In your manuscript, you say human bodies need sacred space and that the church is sacred space for nourishing our spirit. Can you explain why having a building is important?
Sacred space is a temple for the spirit or flesh for the spirit. In more than forty years as a minister I’ve had one fight after another about sacred space. They are always budget fights: should we feed the poor or fix the roof. It’s a difficult binary all the time. I argue that it’s not really a binary at all but a nested event: the roof and walls house the spirit of the people which then goes on to give them energy for feeding the poor. We want to do both with spiritual vigor.
I remember a quarrel with one of my wealthier parishioners in Riverhead, New York. She wanted to put a carillon in the steeple. I wanted her to fund the homeless shelter in the building, which housed 150 plus people a night. She refused, and the carillon went in. It cost $10,000. The first night it played at 5 p.m. At 5:15, I ran into my neighbor who was the executive director of the Methadone clinic next door. She had tears in her eyes. She said, “The music is so beautiful. It pierces the sky. It is going to help me get through the day.” Houses of worship help people of all kinds get through their day. Often we do it by feeding them spiritually. Sometimes we do it by feeding them physically. There is very little reason not to do both.
I was wrong in my approach to her gift. I was doing the “spirit good, money bad” thing that so many social activists have done for so long. We couldn’t see the centrality of spiritual hospitality to our ministries. We wanted doing good to be more important than it was. If people are not filled spiritually, they won’t be able to do the good that they want to do. Spiritually starving social activists may feel good about the maintenance they deferred in order to run their social programs, only to discover that they have no spiritual home, and no place to hold their programs.
One problem I’ve seen in our church is that people aren’t coming there for sacraments. Everyone wants a barn wedding. We only had two weddings in our Catholic church this summer.
That represents the spirituality of the moment. People want to find a place where they feel authentic. They feel more at home in a barn than a church. With the current ethos of “spiritual but not religious,” they feel dishonest being in a church. It doesn’t reflect what they believe or they don’t like what we’ve done or become as a church.
Personally, I’m one of those people lucky enough to have always been surrounded by great church—not phony churches, not bad churches. From childhood, I have always had good experiences with churches and have come to love the space of churches. I realize that’s not everyone’s experience, and the space of a barn might be more meaningful, or at least fun.

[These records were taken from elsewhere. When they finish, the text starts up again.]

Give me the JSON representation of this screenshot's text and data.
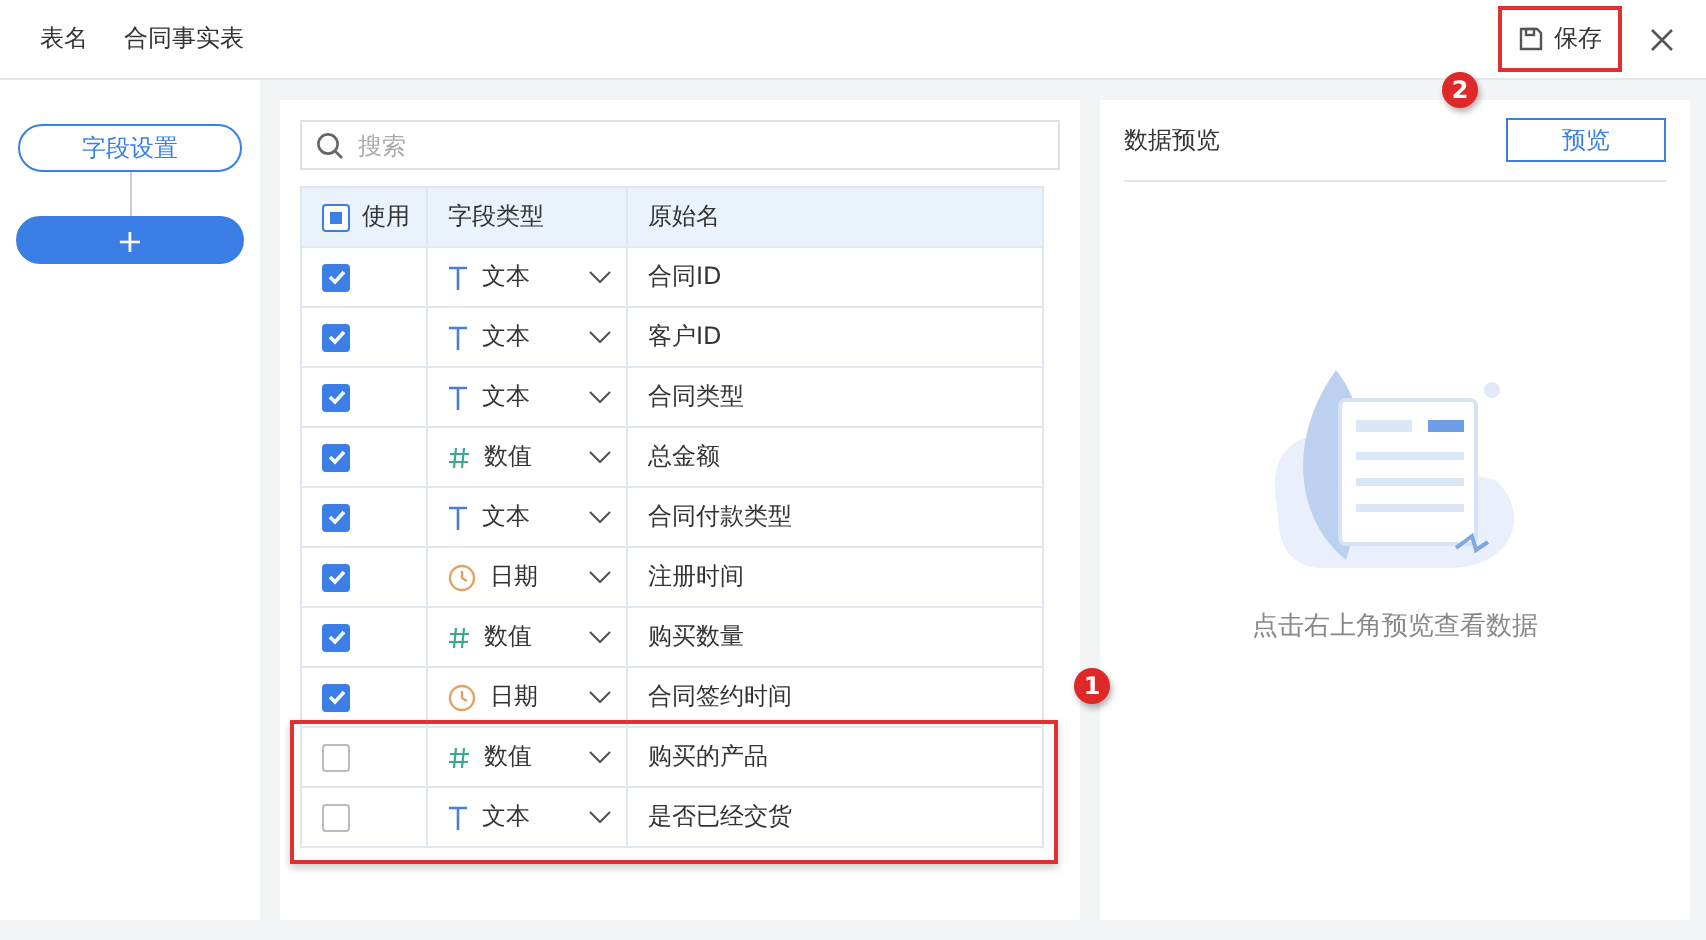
{
  "header": {
    "label": "表名",
    "table_name": "合同事实表",
    "save": {
      "label": "保存",
      "highlighted": true,
      "callout": "2"
    }
  },
  "sidebar": {
    "tab": "字段设置",
    "add_button": "+"
  },
  "search": {
    "placeholder": "搜索"
  },
  "table": {
    "columns": [
      "使用",
      "字段类型",
      "原始名"
    ],
    "select_all": {
      "indeterminate": true
    },
    "rows": [
      {
        "checked": true,
        "kind": "text",
        "type": "文本",
        "name": "合同ID"
      },
      {
        "checked": true,
        "kind": "text",
        "type": "文本",
        "name": "客户ID"
      },
      {
        "checked": true,
        "kind": "text",
        "type": "文本",
        "name": "合同类型"
      },
      {
        "checked": true,
        "kind": "number",
        "type": "数值",
        "name": "总金额"
      },
      {
        "checked": true,
        "kind": "text",
        "type": "文本",
        "name": "合同付款类型"
      },
      {
        "checked": true,
        "kind": "date",
        "type": "日期",
        "name": "注册时间"
      },
      {
        "checked": true,
        "kind": "number",
        "type": "数值",
        "name": "购买数量"
      },
      {
        "checked": true,
        "kind": "date",
        "type": "日期",
        "name": "合同签约时间"
      },
      {
        "checked": false,
        "kind": "number",
        "type": "数值",
        "name": "购买的产品",
        "highlighted": true
      },
      {
        "checked": false,
        "kind": "text",
        "type": "文本",
        "name": "是否已经交货",
        "highlighted": true
      }
    ],
    "highlight": {
      "callout": "1"
    }
  },
  "preview": {
    "title": "数据预览",
    "button": "预览",
    "empty_text": "点击右上角预览查看数据"
  }
}
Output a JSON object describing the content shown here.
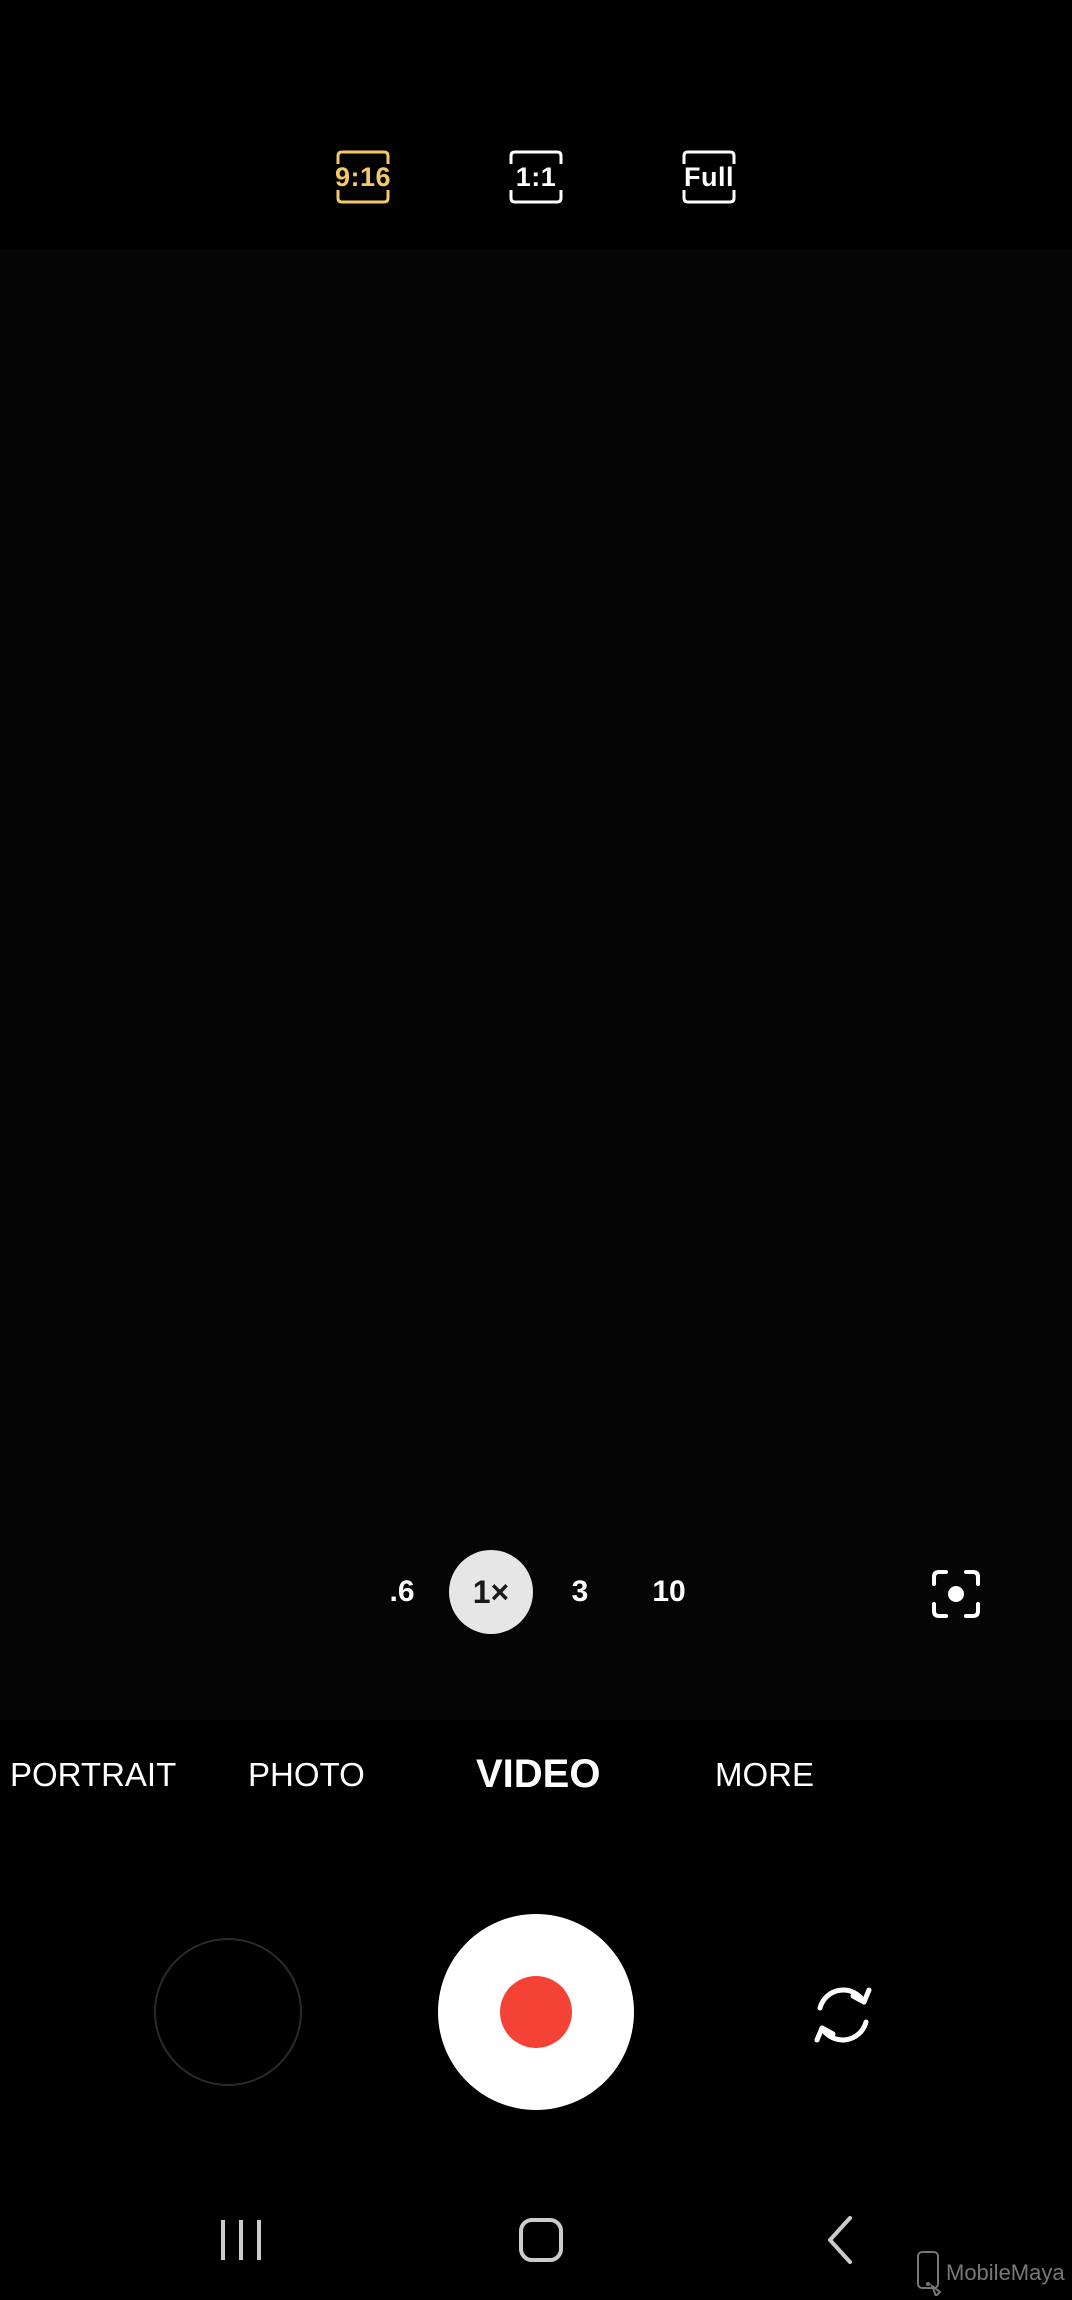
{
  "aspect_ratio": {
    "options": [
      {
        "label": "9:16",
        "selected": true
      },
      {
        "label": "1:1",
        "selected": false
      },
      {
        "label": "Full",
        "selected": false
      }
    ]
  },
  "zoom": {
    "levels": [
      ".6",
      "1×",
      "3",
      "10"
    ],
    "selected": "1×"
  },
  "modes": {
    "items": [
      "PORTRAIT",
      "PHOTO",
      "VIDEO",
      "MORE"
    ],
    "selected": "VIDEO"
  },
  "controls": {
    "record_icon": "record-icon",
    "switch_camera_icon": "switch-camera-icon",
    "focus_icon": "focus-target-icon",
    "gallery_icon": "gallery-thumbnail"
  },
  "navigation": {
    "recents_icon": "recents-icon",
    "home_icon": "home-icon",
    "back_icon": "back-icon"
  },
  "watermark": {
    "text": "MobileMaya"
  },
  "colors": {
    "accent_selected": "#f4c76a",
    "record_red": "#f44336",
    "background": "#000000"
  }
}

I understand that sacred space is at the same time real estate, and blending the realities of the two makes sense. But in what sense is real estate also sacred space?
I’ve been reading the Apostle Paul and thinking about the Incarnation. The Incarnation is about God taking on human flesh. In an analogous way, sacred space is incarnated real estate. Big things in our lives, the sacraments– hatching, matching, and dispatching– require sacred space. Sacraments are interrupted because we don’t have good spaces for them. I want to get back to these incarnated, holy spaces being places for real sacraments.
Our mission is to make beauty and let people come and dance and say truthful things, not merely doctrinal things. We should not just be hanging onto the buildings but rather creating beautiful and sacred spaces and then providing experiences in those spaces that are also authentic, true, and deeply sacramental.